● **What to produce**
Each and every line below goes into your answer unchanged, but leave out the images.

● **Provided data**
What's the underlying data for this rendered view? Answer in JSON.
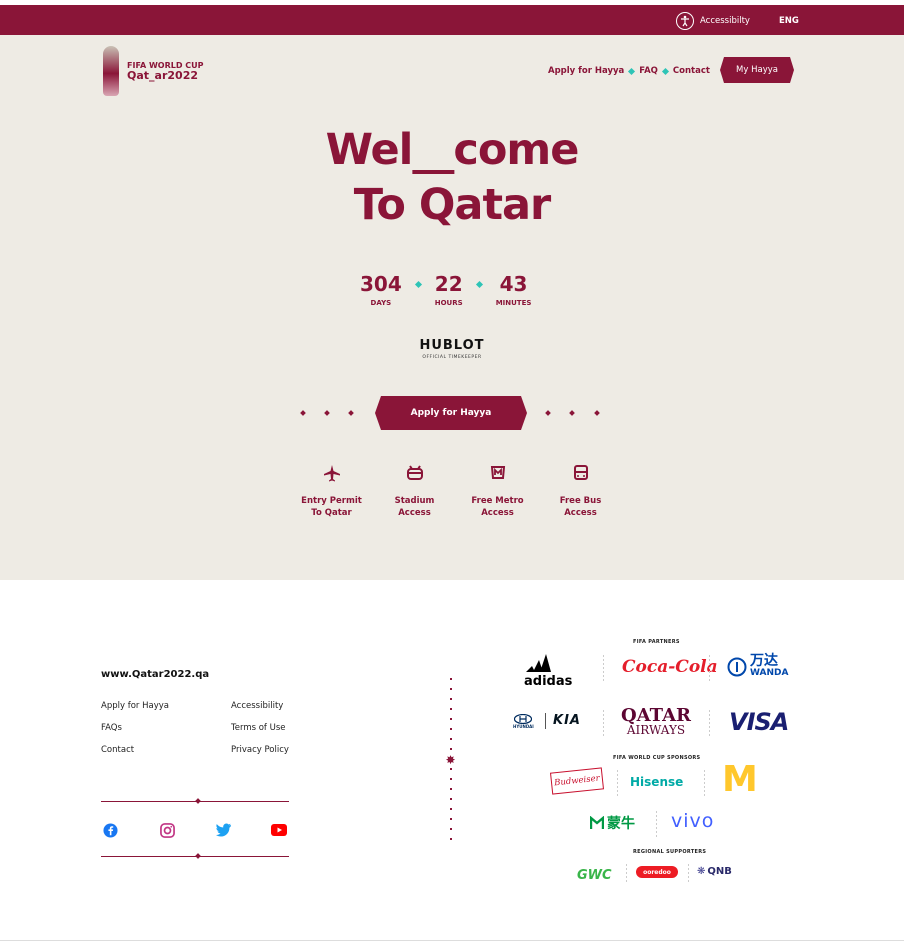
{
  "topbar": {
    "accessibility_label": "Accessibilty",
    "language": "ENG"
  },
  "logo": {
    "line1": "FIFA WORLD CUP",
    "line2": "Qat_ar2022"
  },
  "nav": {
    "items": [
      "Apply for Hayya",
      "FAQ",
      "Contact"
    ],
    "cta": "My Hayya"
  },
  "hero": {
    "title_line1": "Wel__come",
    "title_line2": "To Qatar",
    "countdown": [
      {
        "value": "304",
        "label": "DAYS"
      },
      {
        "value": "22",
        "label": "HOURS"
      },
      {
        "value": "43",
        "label": "MINUTES"
      }
    ],
    "timekeeper": {
      "name": "HUBLOT",
      "subtitle": "OFFICIAL TIMEKEEPER"
    },
    "apply_button": "Apply for Hayya",
    "benefits": [
      {
        "icon": "airplane-icon",
        "label": "Entry Permit\nTo Qatar"
      },
      {
        "icon": "stadium-icon",
        "label": "Stadium\nAccess"
      },
      {
        "icon": "metro-icon",
        "label": "Free Metro\nAccess"
      },
      {
        "icon": "bus-icon",
        "label": "Free Bus\nAccess"
      }
    ]
  },
  "footer": {
    "site": "www.Qatar2022.qa",
    "links": [
      "Apply for Hayya",
      "Accessibility",
      "FAQs",
      "Terms of Use",
      "Contact",
      "Privacy Policy"
    ],
    "social": [
      "facebook-icon",
      "instagram-icon",
      "twitter-icon",
      "youtube-icon"
    ],
    "sections": {
      "partners": "FIFA PARTNERS",
      "sponsors": "FIFA WORLD CUP SPONSORS",
      "regional": "REGIONAL SUPPORTERS"
    },
    "brands": {
      "adidas": "adidas",
      "cocacola": "Coca-Cola",
      "wanda_cn": "万达",
      "wanda_en": "WANDA",
      "hyundai": "HYUNDAI",
      "kia": "KIA",
      "qatar_airways_1": "QATAR",
      "qatar_airways_2": "AIRWAYS",
      "visa": "VISA",
      "budweiser": "Budweiser",
      "hisense": "Hisense",
      "mcdonalds": "M",
      "mengniu": "蒙牛",
      "vivo": "vivo",
      "gwc": "GWC",
      "ooredoo": "ooredoo",
      "qnb": "QNB"
    }
  },
  "colors": {
    "maroon": "#8a1538",
    "teal": "#2ec4b6",
    "cream": "#eeebe4"
  }
}
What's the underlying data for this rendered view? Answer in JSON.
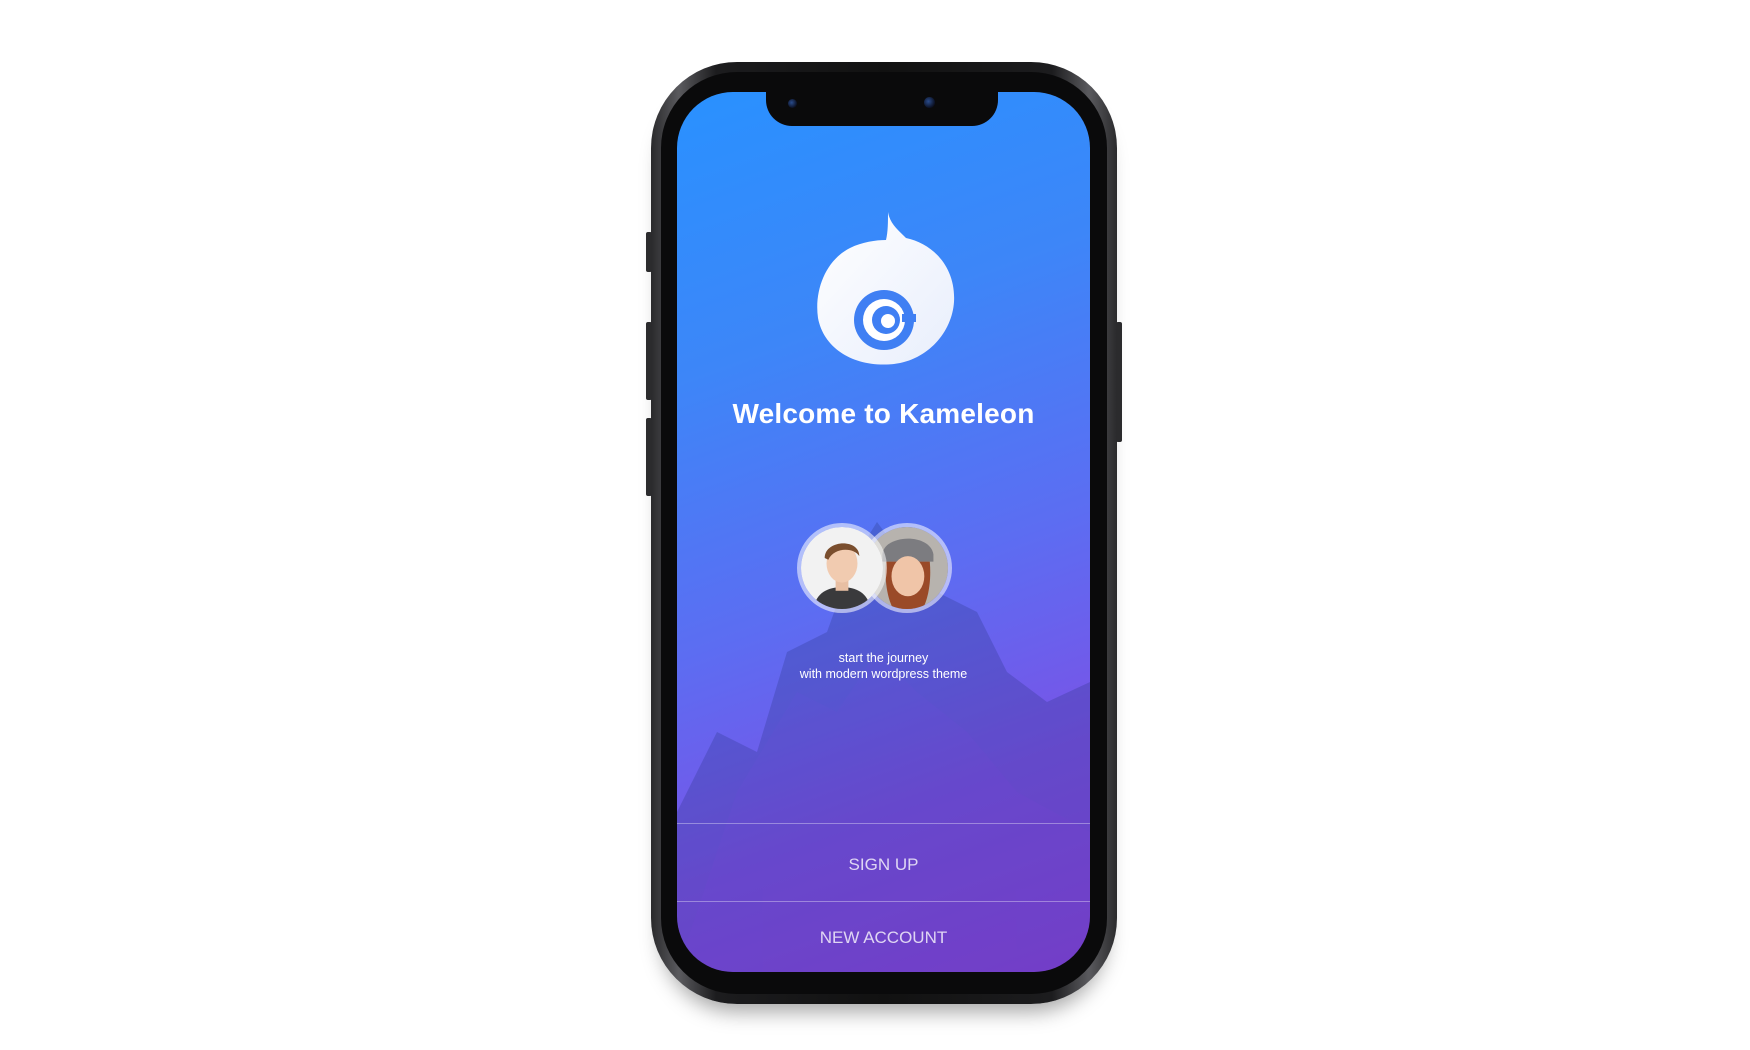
{
  "app": {
    "name": "Kameleon",
    "welcome_title": "Welcome to Kameleon",
    "tagline_line1": "start the journey",
    "tagline_line2": "with modern wordpress theme"
  },
  "actions": {
    "primary_label": "SIGN UP",
    "secondary_label": "NEW ACCOUNT"
  },
  "colors": {
    "gradient_top": "#2991ff",
    "gradient_bottom": "#8a45e0",
    "text": "#ffffff",
    "device_frame": "#111111"
  },
  "icons": {
    "logo": "chameleon-swirl-logo",
    "avatar_1": "avatar-man",
    "avatar_2": "avatar-woman"
  }
}
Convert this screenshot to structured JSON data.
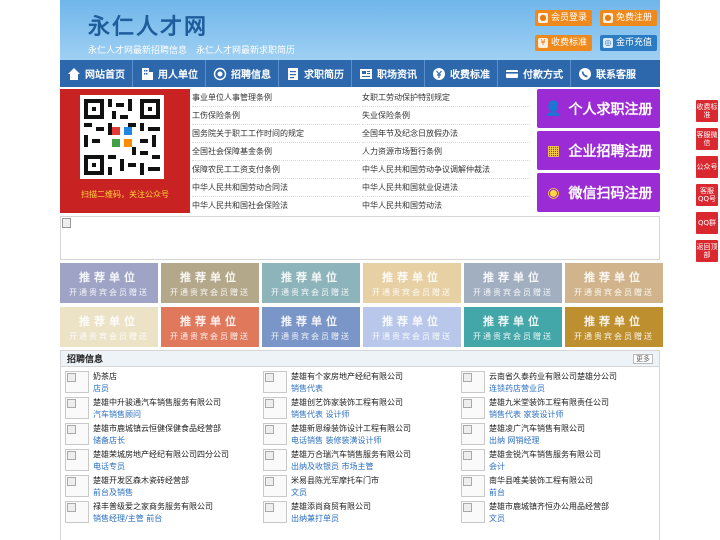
{
  "header": {
    "site_title": "永仁人才网",
    "tagline": "永仁人才网最新招聘信息　永仁人才网最新求职简历",
    "buttons": [
      {
        "label": "会员登录",
        "icon": "user-icon"
      },
      {
        "label": "免费注册",
        "icon": "register-icon"
      },
      {
        "label": "收费标准",
        "icon": "price-icon"
      },
      {
        "label": "金币充值",
        "icon": "coin-icon"
      }
    ]
  },
  "nav": [
    {
      "label": "网站首页",
      "icon": "home-icon"
    },
    {
      "label": "用人单位",
      "icon": "building-icon"
    },
    {
      "label": "招聘信息",
      "icon": "broadcast-icon"
    },
    {
      "label": "求职简历",
      "icon": "resume-icon"
    },
    {
      "label": "职场资讯",
      "icon": "news-icon"
    },
    {
      "label": "收费标准",
      "icon": "fee-icon"
    },
    {
      "label": "付款方式",
      "icon": "payment-icon"
    },
    {
      "label": "联系客服",
      "icon": "phone-icon"
    }
  ],
  "qr": {
    "caption": "扫描二维码，关注公众号"
  },
  "links": [
    "事业单位人事管理条例",
    "女职工劳动保护特别规定",
    "工伤保险条例",
    "失业保险条例",
    "国务院关于职工工作时间的规定",
    "全国年节及纪念日放假办法",
    "全国社会保障基金条例",
    "人力资源市场暂行条例",
    "保障农民工工资支付条例",
    "中华人民共和国劳动争议调解仲裁法",
    "中华人民共和国劳动合同法",
    "中华人民共和国就业促进法",
    "中华人民共和国社会保险法",
    "中华人民共和国劳动法"
  ],
  "register": [
    {
      "label": "个人求职注册",
      "icon": "person-icon"
    },
    {
      "label": "企业招聘注册",
      "icon": "company-icon"
    },
    {
      "label": "微信扫码注册",
      "icon": "wechat-icon"
    }
  ],
  "tiles": {
    "title": "推荐单位",
    "subtitle": "开通贵宾会员赠送",
    "colors": [
      "#9fa3c6",
      "#b4a88b",
      "#8eb4bb",
      "#e8d0a5",
      "#a1afc1",
      "#d2b48c",
      "#ece2c6",
      "#e0785c",
      "#7a95c8",
      "#b9c7ea",
      "#43a6a8",
      "#be8f2f"
    ]
  },
  "jobs": {
    "title": "招聘信息",
    "more": "更多",
    "items": [
      {
        "company": "奶茶店",
        "positions": "店员"
      },
      {
        "company": "楚雄有个家房地产经纪有限公司",
        "positions": "销售代表"
      },
      {
        "company": "云南省久泰药业有限公司楚雄分公司",
        "positions": "连锁药店营业员"
      },
      {
        "company": "楚雄中升骏通汽车销售服务有限公司",
        "positions": "汽车销售顾问"
      },
      {
        "company": "楚雄创艺饰家装饰工程有限公司",
        "positions": "销售代表 设计师"
      },
      {
        "company": "楚雄九米堂装饰工程有限责任公司",
        "positions": "销售代表 家装设计师"
      },
      {
        "company": "楚雄市鹿城镇云恒健保健食品经营部",
        "positions": "储备店长"
      },
      {
        "company": "楚雄新恩缘装饰设计工程有限公司",
        "positions": "电话销售 装修装潢设计师"
      },
      {
        "company": "楚雄凌广汽车销售有限公司",
        "positions": "出纳 网销经理"
      },
      {
        "company": "楚雄荣城房地产经纪有限公司四分公司",
        "positions": "电话专员"
      },
      {
        "company": "楚雄万合瑞汽车销售服务有限公司",
        "positions": "出纳及收银员 市场主管"
      },
      {
        "company": "楚雄金锐汽车销售服务有限公司",
        "positions": "会计"
      },
      {
        "company": "楚雄开发区森木瓷砖经营部",
        "positions": "前台及销售"
      },
      {
        "company": "米易县陈光军摩托车门市",
        "positions": "文员"
      },
      {
        "company": "南华县唯美装饰工程有限公司",
        "positions": "前台"
      },
      {
        "company": "禄丰普级爱之家商务服务有限公司",
        "positions": "销售经理/主管 前台"
      },
      {
        "company": "楚雄添尚商贸有限公司",
        "positions": "出纳兼打单员"
      },
      {
        "company": "楚雄市鹿城镇齐恒办公用品经营部",
        "positions": "文员"
      }
    ]
  },
  "float_bar": [
    {
      "label": "收费标准"
    },
    {
      "label": "客服微信"
    },
    {
      "label": "公众号"
    },
    {
      "label": "客服QQ号"
    },
    {
      "label": "QQ群"
    },
    {
      "label": "返回顶部"
    }
  ]
}
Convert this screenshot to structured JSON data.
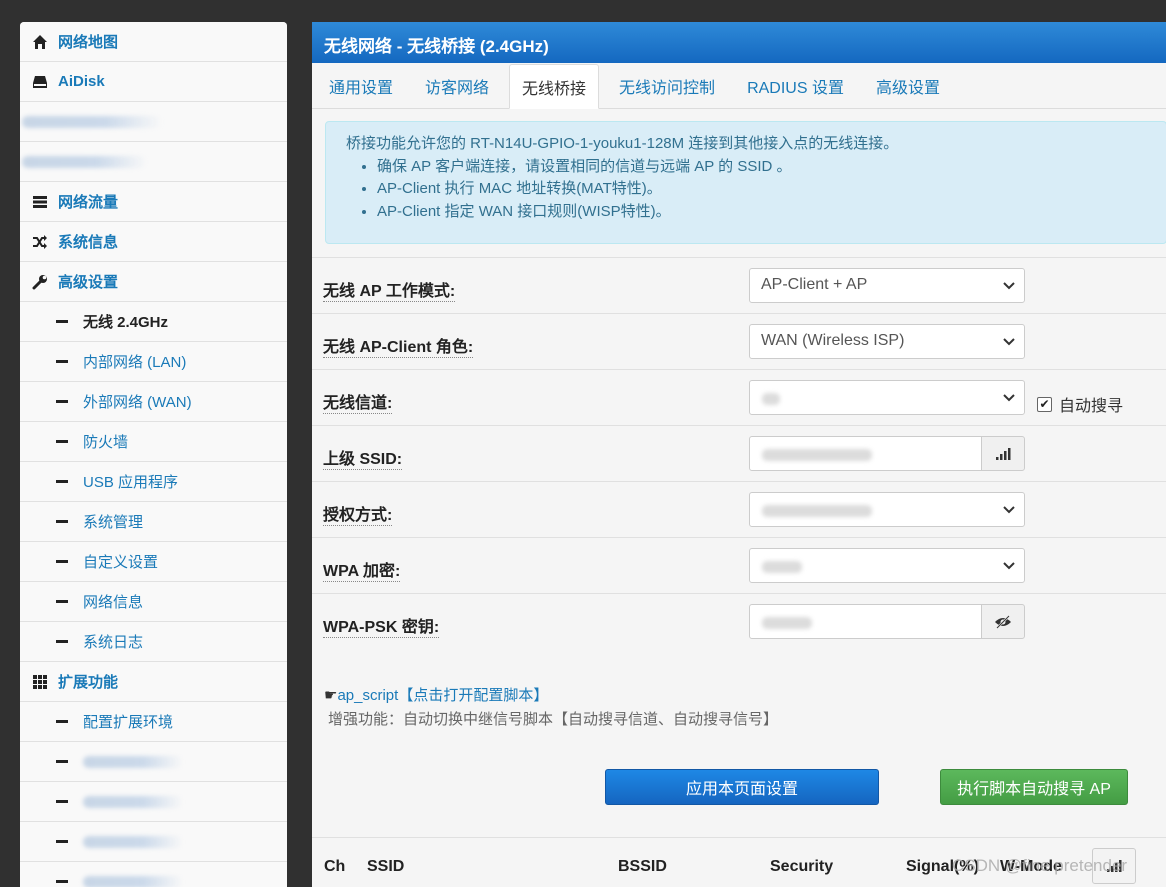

● **Output of the exercise**
What's the underlying data for this rendered view? Answer in JSON.
{
  "topbar": {
    "accessibility_label": "Accessibilty",
    "language": "ENG"
  },
  "logo": {
    "line1": "FIFA WORLD CUP",
    "line2": "Qat_ar2022"
  },
  "nav": {
    "items": [
      "Apply for Hayya",
      "FAQ",
      "Contact"
    ],
    "cta": "My Hayya"
  },
  "hero": {
    "title_line1": "Wel__come",
    "title_line2": "To Qatar",
    "countdown": [
      {
        "value": "304",
        "label": "DAYS"
      },
      {
        "value": "22",
        "label": "HOURS"
      },
      {
        "value": "43",
        "label": "MINUTES"
      }
    ],
    "timekeeper": {
      "name": "HUBLOT",
      "subtitle": "OFFICIAL TIMEKEEPER"
    },
    "apply_button": "Apply for Hayya",
    "benefits": [
      {
        "icon": "airplane-icon",
        "label": "Entry Permit\nTo Qatar"
      },
      {
        "icon": "stadium-icon",
        "label": "Stadium\nAccess"
      },
      {
        "icon": "metro-icon",
        "label": "Free Metro\nAccess"
      },
      {
        "icon": "bus-icon",
        "label": "Free Bus\nAccess"
      }
    ]
  },
  "footer": {
    "site": "www.Qatar2022.qa",
    "links": [
      "Apply for Hayya",
      "Accessibility",
      "FAQs",
      "Terms of Use",
      "Contact",
      "Privacy Policy"
    ],
    "social": [
      "facebook-icon",
      "instagram-icon",
      "twitter-icon",
      "youtube-icon"
    ],
    "sections": {
      "partners": "FIFA PARTNERS",
      "sponsors": "FIFA WORLD CUP SPONSORS",
      "regional": "REGIONAL SUPPORTERS"
    },
    "brands": {
      "adidas": "adidas",
      "cocacola": "Coca-Cola",
      "wanda_cn": "万达",
      "wanda_en": "WANDA",
      "hyundai": "HYUNDAI",
      "kia": "KIA",
      "qatar_airways_1": "QATAR",
      "qatar_airways_2": "AIRWAYS",
      "visa": "VISA",
      "budweiser": "Budweiser",
      "hisense": "Hisense",
      "mcdonalds": "M",
      "mengniu": "蒙牛",
      "vivo": "vivo",
      "gwc": "GWC",
      "ooredoo": "ooredoo",
      "qnb": "QNB"
    }
  },
  "colors": {
    "maroon": "#8a1538",
    "teal": "#2ec4b6",
    "cream": "#eeebe4"
  }
}
What's the underlying data for this rendered view? Answer in JSON.
{
  "app": {
    "name": "Kameleon",
    "welcome_title": "Welcome to Kameleon",
    "tagline_line1": "start the journey",
    "tagline_line2": "with modern wordpress theme"
  },
  "actions": {
    "primary_label": "SIGN UP",
    "secondary_label": "NEW ACCOUNT"
  },
  "colors": {
    "gradient_top": "#2991ff",
    "gradient_bottom": "#8a45e0",
    "text": "#ffffff",
    "device_frame": "#111111"
  },
  "icons": {
    "logo": "chameleon-swirl-logo",
    "avatar_1": "avatar-man",
    "avatar_2": "avatar-woman"
  }
}
Convert this screenshot to structured JSON data.
{
  "header": {
    "site_title": "永仁人才网",
    "tagline": "永仁人才网最新招聘信息　永仁人才网最新求职简历",
    "buttons": [
      {
        "label": "会员登录",
        "icon": "user-icon"
      },
      {
        "label": "免费注册",
        "icon": "register-icon"
      },
      {
        "label": "收费标准",
        "icon": "price-icon"
      },
      {
        "label": "金币充值",
        "icon": "coin-icon"
      }
    ]
  },
  "nav": [
    {
      "label": "网站首页",
      "icon": "home-icon"
    },
    {
      "label": "用人单位",
      "icon": "building-icon"
    },
    {
      "label": "招聘信息",
      "icon": "broadcast-icon"
    },
    {
      "label": "求职简历",
      "icon": "resume-icon"
    },
    {
      "label": "职场资讯",
      "icon": "news-icon"
    },
    {
      "label": "收费标准",
      "icon": "fee-icon"
    },
    {
      "label": "付款方式",
      "icon": "payment-icon"
    },
    {
      "label": "联系客服",
      "icon": "phone-icon"
    }
  ],
  "qr": {
    "caption": "扫描二维码，关注公众号"
  },
  "links": [
    "事业单位人事管理条例",
    "女职工劳动保护特别规定",
    "工伤保险条例",
    "失业保险条例",
    "国务院关于职工工作时间的规定",
    "全国年节及纪念日放假办法",
    "全国社会保障基金条例",
    "人力资源市场暂行条例",
    "保障农民工工资支付条例",
    "中华人民共和国劳动争议调解仲裁法",
    "中华人民共和国劳动合同法",
    "中华人民共和国就业促进法",
    "中华人民共和国社会保险法",
    "中华人民共和国劳动法"
  ],
  "register": [
    {
      "label": "个人求职注册",
      "icon": "person-icon"
    },
    {
      "label": "企业招聘注册",
      "icon": "company-icon"
    },
    {
      "label": "微信扫码注册",
      "icon": "wechat-icon"
    }
  ],
  "tiles": {
    "title": "推荐单位",
    "subtitle": "开通贵宾会员赠送",
    "colors": [
      "#9fa3c6",
      "#b4a88b",
      "#8eb4bb",
      "#e8d0a5",
      "#a1afc1",
      "#d2b48c",
      "#ece2c6",
      "#e0785c",
      "#7a95c8",
      "#b9c7ea",
      "#43a6a8",
      "#be8f2f"
    ]
  },
  "jobs": {
    "title": "招聘信息",
    "more": "更多",
    "items": [
      {
        "company": "奶茶店",
        "positions": "店员"
      },
      {
        "company": "楚雄有个家房地产经纪有限公司",
        "positions": "销售代表"
      },
      {
        "company": "云南省久泰药业有限公司楚雄分公司",
        "positions": "连锁药店营业员"
      },
      {
        "company": "楚雄中升骏通汽车销售服务有限公司",
        "positions": "汽车销售顾问"
      },
      {
        "company": "楚雄创艺饰家装饰工程有限公司",
        "positions": "销售代表 设计师"
      },
      {
        "company": "楚雄九米堂装饰工程有限责任公司",
        "positions": "销售代表 家装设计师"
      },
      {
        "company": "楚雄市鹿城镇云恒健保健食品经营部",
        "positions": "储备店长"
      },
      {
        "company": "楚雄新恩缘装饰设计工程有限公司",
        "positions": "电话销售 装修装潢设计师"
      },
      {
        "company": "楚雄凌广汽车销售有限公司",
        "positions": "出纳 网销经理"
      },
      {
        "company": "楚雄荣城房地产经纪有限公司四分公司",
        "positions": "电话专员"
      },
      {
        "company": "楚雄万合瑞汽车销售服务有限公司",
        "positions": "出纳及收银员 市场主管"
      },
      {
        "company": "楚雄金锐汽车销售服务有限公司",
        "positions": "会计"
      },
      {
        "company": "楚雄开发区森木瓷砖经营部",
        "positions": "前台及销售"
      },
      {
        "company": "米易县陈光军摩托车门市",
        "positions": "文员"
      },
      {
        "company": "南华县唯美装饰工程有限公司",
        "positions": "前台"
      },
      {
        "company": "禄丰普级爱之家商务服务有限公司",
        "positions": "销售经理/主管 前台"
      },
      {
        "company": "楚雄添尚商贸有限公司",
        "positions": "出纳兼打单员"
      },
      {
        "company": "楚雄市鹿城镇齐恒办公用品经营部",
        "positions": "文员"
      }
    ]
  },
  "float_bar": [
    {
      "label": "收费标准"
    },
    {
      "label": "客服微信"
    },
    {
      "label": "公众号"
    },
    {
      "label": "客服QQ号"
    },
    {
      "label": "QQ群"
    },
    {
      "label": "返回顶部"
    }
  ]
}
Convert this screenshot to structured JSON data.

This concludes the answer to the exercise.